- Midterm Check-In: Also held at the academic institution, this midpoint check-in provides an opportunity for students to share their work-to-date and for partners to provide detailed feedback. It also gives student teams a chance to pivot projects if they’ve missed the mark (and before it’s too late).
- Final Presentation (on the Partner’s Home Turf): Nothing raises the temperature in a class more than knowing that students will be presenting their work to external stakeholders. It creates a level of seriousness, professionalism, and buzz of excitement—students love visiting your place of work!
Industry Partners: Presenting in a physical location is clearly a problem during a pandemic. Let’s be creative on how to make this work! For example, invite a C-level executive if the final is on Zoom, which would increase the temperature for everyone!
- Project Documentation: As part of the class, students are asked to document all aspects of their design process. This work is then formatted into a website and shared back with the partner as a tangible example of the collaboration.
IxD partnership websites include: Hulu, Bird, and Red Bull.
- Promote the Partnership: Once completed, share the work with both an internal and external audience. Promoting the collaboration is a win for everyone. Celebrate it.
- Further Support Opportunities: There are many ways partners can continue to support the IxD program after the end of a design challenge.
- Curriculum Workshop: Assist with curriculum updates and changes as part of an annual curriculum workshop.
- Individual Mentorship: Provide mentorship opportunities to an IxD student (or find a colleague who can mentor a student).
- Teach: This could be in the form of:
- Offering a master class or workshop (we know you’ve got one in your back pocket!)
- Providing feedback as part of studio class or review.
- Financial Donation: The IxD program would welcome a financial donation to help bring in guest speakers or provide program resources that have taken a direct hit due to budget cuts.
The current social justice movement offers an opportunity to reinvent classroom collaborations between industry and academia.
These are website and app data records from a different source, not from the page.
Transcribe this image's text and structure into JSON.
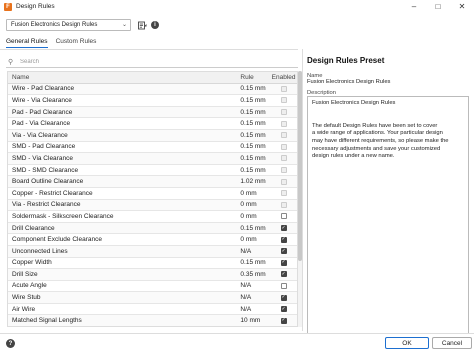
{
  "window": {
    "title": "Design Rules",
    "app_icon": "fusion-app-icon",
    "controls": [
      "minimize",
      "maximize",
      "close"
    ]
  },
  "toolbar": {
    "preset_selected": "Fusion Electronics Design Rules",
    "icons": [
      "preset-manage-icon",
      "info-icon"
    ]
  },
  "tabs": [
    {
      "label": "General Rules",
      "active": true
    },
    {
      "label": "Custom Rules",
      "active": false
    }
  ],
  "search": {
    "placeholder": "Search",
    "value": ""
  },
  "table": {
    "headers": {
      "name": "Name",
      "rule": "Rule",
      "enabled": "Enabled"
    },
    "rows": [
      {
        "name": "Wire - Pad Clearance",
        "rule": "0.15 mm",
        "enabled": "disabled"
      },
      {
        "name": "Wire - Via Clearance",
        "rule": "0.15 mm",
        "enabled": "disabled"
      },
      {
        "name": "Pad - Pad Clearance",
        "rule": "0.15 mm",
        "enabled": "disabled"
      },
      {
        "name": "Pad - Via Clearance",
        "rule": "0.15 mm",
        "enabled": "disabled"
      },
      {
        "name": "Via - Via Clearance",
        "rule": "0.15 mm",
        "enabled": "disabled"
      },
      {
        "name": "SMD - Pad Clearance",
        "rule": "0.15 mm",
        "enabled": "disabled"
      },
      {
        "name": "SMD - Via Clearance",
        "rule": "0.15 mm",
        "enabled": "disabled"
      },
      {
        "name": "SMD - SMD Clearance",
        "rule": "0.15 mm",
        "enabled": "disabled"
      },
      {
        "name": "Board Outline Clearance",
        "rule": "1.02 mm",
        "enabled": "disabled"
      },
      {
        "name": "Copper - Restrict Clearance",
        "rule": "0 mm",
        "enabled": "disabled"
      },
      {
        "name": "Via - Restrict Clearance",
        "rule": "0 mm",
        "enabled": "disabled"
      },
      {
        "name": "Soldermask - Silkscreen Clearance",
        "rule": "0 mm",
        "enabled": "unchecked"
      },
      {
        "name": "Drill Clearance",
        "rule": "0.15 mm",
        "enabled": "checked"
      },
      {
        "name": "Component Exclude Clearance",
        "rule": "0 mm",
        "enabled": "checked"
      },
      {
        "name": "Unconnected Lines",
        "rule": "N/A",
        "enabled": "checked"
      },
      {
        "name": "Copper Width",
        "rule": "0.15 mm",
        "enabled": "checked"
      },
      {
        "name": "Drill Size",
        "rule": "0.35 mm",
        "enabled": "checked"
      },
      {
        "name": "Acute Angle",
        "rule": "N/A",
        "enabled": "unchecked"
      },
      {
        "name": "Wire Stub",
        "rule": "N/A",
        "enabled": "checked"
      },
      {
        "name": "Air Wire",
        "rule": "N/A",
        "enabled": "checked"
      },
      {
        "name": "Matched Signal Lengths",
        "rule": "10 mm",
        "enabled": "checked"
      }
    ]
  },
  "preset_panel": {
    "heading": "Design Rules Preset",
    "name_label": "Name",
    "name_value": "Fusion Electronics Design Rules",
    "description_label": "Description",
    "description_text": "Fusion Electronics Design Rules\n\n\nThe default Design Rules have been set to cover\na wide range of applications. Your particular design\nmay have different requirements, so please make the\nnecessary adjustments and save your customized\ndesign rules under a new name."
  },
  "footer": {
    "help_icon": "help-icon",
    "ok_label": "OK",
    "cancel_label": "Cancel"
  }
}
This is especially true for partnerships involving community colleges, which often lack financial, physical, and cultural resources of traditional academic institutions and where students must overcome barriers that other students might not face.
In my experience, industry partnerships also begin on unequal footing—the community college seeks out an industry partner, while the industry partner accepts the partnership as a one-off act of charity.
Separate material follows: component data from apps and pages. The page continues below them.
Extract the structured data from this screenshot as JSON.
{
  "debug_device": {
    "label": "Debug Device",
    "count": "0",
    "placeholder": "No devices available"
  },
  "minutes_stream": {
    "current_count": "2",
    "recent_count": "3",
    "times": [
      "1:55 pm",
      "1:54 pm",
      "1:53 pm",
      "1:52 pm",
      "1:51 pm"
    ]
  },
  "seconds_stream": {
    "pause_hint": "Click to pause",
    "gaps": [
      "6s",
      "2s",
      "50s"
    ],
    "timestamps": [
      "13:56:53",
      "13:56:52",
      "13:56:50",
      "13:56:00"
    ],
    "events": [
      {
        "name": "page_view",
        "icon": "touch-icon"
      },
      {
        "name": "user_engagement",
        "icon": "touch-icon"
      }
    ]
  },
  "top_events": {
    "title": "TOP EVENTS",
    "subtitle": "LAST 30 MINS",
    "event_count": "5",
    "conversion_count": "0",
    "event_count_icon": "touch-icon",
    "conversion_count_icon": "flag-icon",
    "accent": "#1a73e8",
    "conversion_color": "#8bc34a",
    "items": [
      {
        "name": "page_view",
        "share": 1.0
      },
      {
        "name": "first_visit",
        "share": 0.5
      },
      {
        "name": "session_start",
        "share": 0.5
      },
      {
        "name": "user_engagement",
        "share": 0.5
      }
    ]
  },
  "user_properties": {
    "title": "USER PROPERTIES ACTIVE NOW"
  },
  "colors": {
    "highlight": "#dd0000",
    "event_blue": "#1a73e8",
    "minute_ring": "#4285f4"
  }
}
Instead, I recommend industry partners approach these projects with a client mindset. This means devoting the time, energy and resources to these projects. Gone are the days of throwing money and lip service at tech’s lack of diversity—it needs to become emotionally involved through action and by building relationships early. Design challenges provide a platform for meaningful collaborations with students in need.
The recommendations in this paper provide a roadmap for creating mutually beneficial design challenges. However, these collaborations will always be works in progress, with results varying from partner to partner—which is good!
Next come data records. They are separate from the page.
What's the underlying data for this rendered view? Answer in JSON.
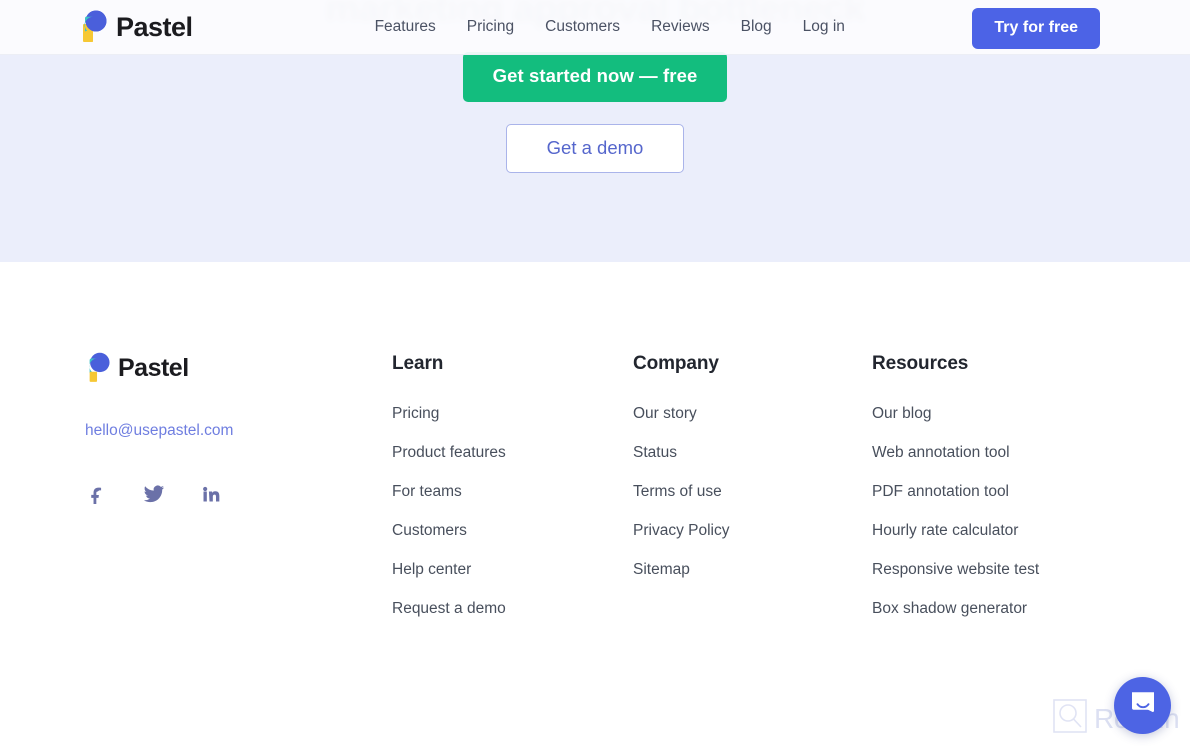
{
  "header": {
    "brand_name": "Pastel",
    "logo_icon": "pastel-logo-icon",
    "nav": [
      {
        "label": "Features"
      },
      {
        "label": "Pricing"
      },
      {
        "label": "Customers"
      },
      {
        "label": "Reviews"
      },
      {
        "label": "Blog"
      },
      {
        "label": "Log in"
      }
    ],
    "cta_label": "Try for free",
    "cta_color": "#4c63e6"
  },
  "hero": {
    "background_color": "#ebeefb",
    "obscured_headline": "marketing approval bottleneck",
    "primary_cta": "Get started now — free",
    "primary_cta_color": "#13bd7e",
    "secondary_cta": "Get a demo",
    "secondary_cta_border_color": "#aab4ea",
    "secondary_cta_text_color": "#5566cc"
  },
  "footer": {
    "brand_name": "Pastel",
    "logo_icon": "pastel-logo-icon",
    "email": "hello@usepastel.com",
    "email_color": "#6f7ee0",
    "social": [
      {
        "name": "facebook-icon",
        "glyph": "f"
      },
      {
        "name": "twitter-icon",
        "glyph": "twitter"
      },
      {
        "name": "linkedin-icon",
        "glyph": "in"
      }
    ],
    "columns": [
      {
        "heading": "Learn",
        "links": [
          {
            "label": "Pricing"
          },
          {
            "label": "Product features"
          },
          {
            "label": "For teams"
          },
          {
            "label": "Customers"
          },
          {
            "label": "Help center"
          },
          {
            "label": "Request a demo"
          }
        ]
      },
      {
        "heading": "Company",
        "links": [
          {
            "label": "Our story"
          },
          {
            "label": "Status"
          },
          {
            "label": "Terms of use"
          },
          {
            "label": "Privacy Policy"
          },
          {
            "label": "Sitemap"
          }
        ]
      },
      {
        "heading": "Resources",
        "links": [
          {
            "label": "Our blog"
          },
          {
            "label": "Web annotation tool"
          },
          {
            "label": "PDF annotation tool"
          },
          {
            "label": "Hourly rate calculator"
          },
          {
            "label": "Responsive website test"
          },
          {
            "label": "Box shadow generator"
          }
        ]
      }
    ]
  },
  "overlays": {
    "watermark_text": "Revain",
    "watermark_icon": "revain-magnifier-icon",
    "chat_launcher_icon": "intercom-chat-icon",
    "chat_launcher_color": "#4d64e4"
  }
}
Finally, these collaborations offer an opportunity for the tech industry to identify talent to make their places of work more diverse—both in thought and in representation. This is a call to action. Hire our students.
UPDATE: Since the writing of this article, Red Bull and Activision have each hired one of our students. It begins.
Luke Johnson is an employee engagement strategist and design educator whose portfolio includes work for NASA’s Jet Propulsion Laboratory, Nokia, and Riot Games. He collaborates with HR, internal comms, and executives to develop customized products to solve unique, internal problems. Luke holds an MFA in Media Design Practices from ArtCenter College of Design. He currently works as a professor in Graphic Design and Interaction Design at Santa Monica College.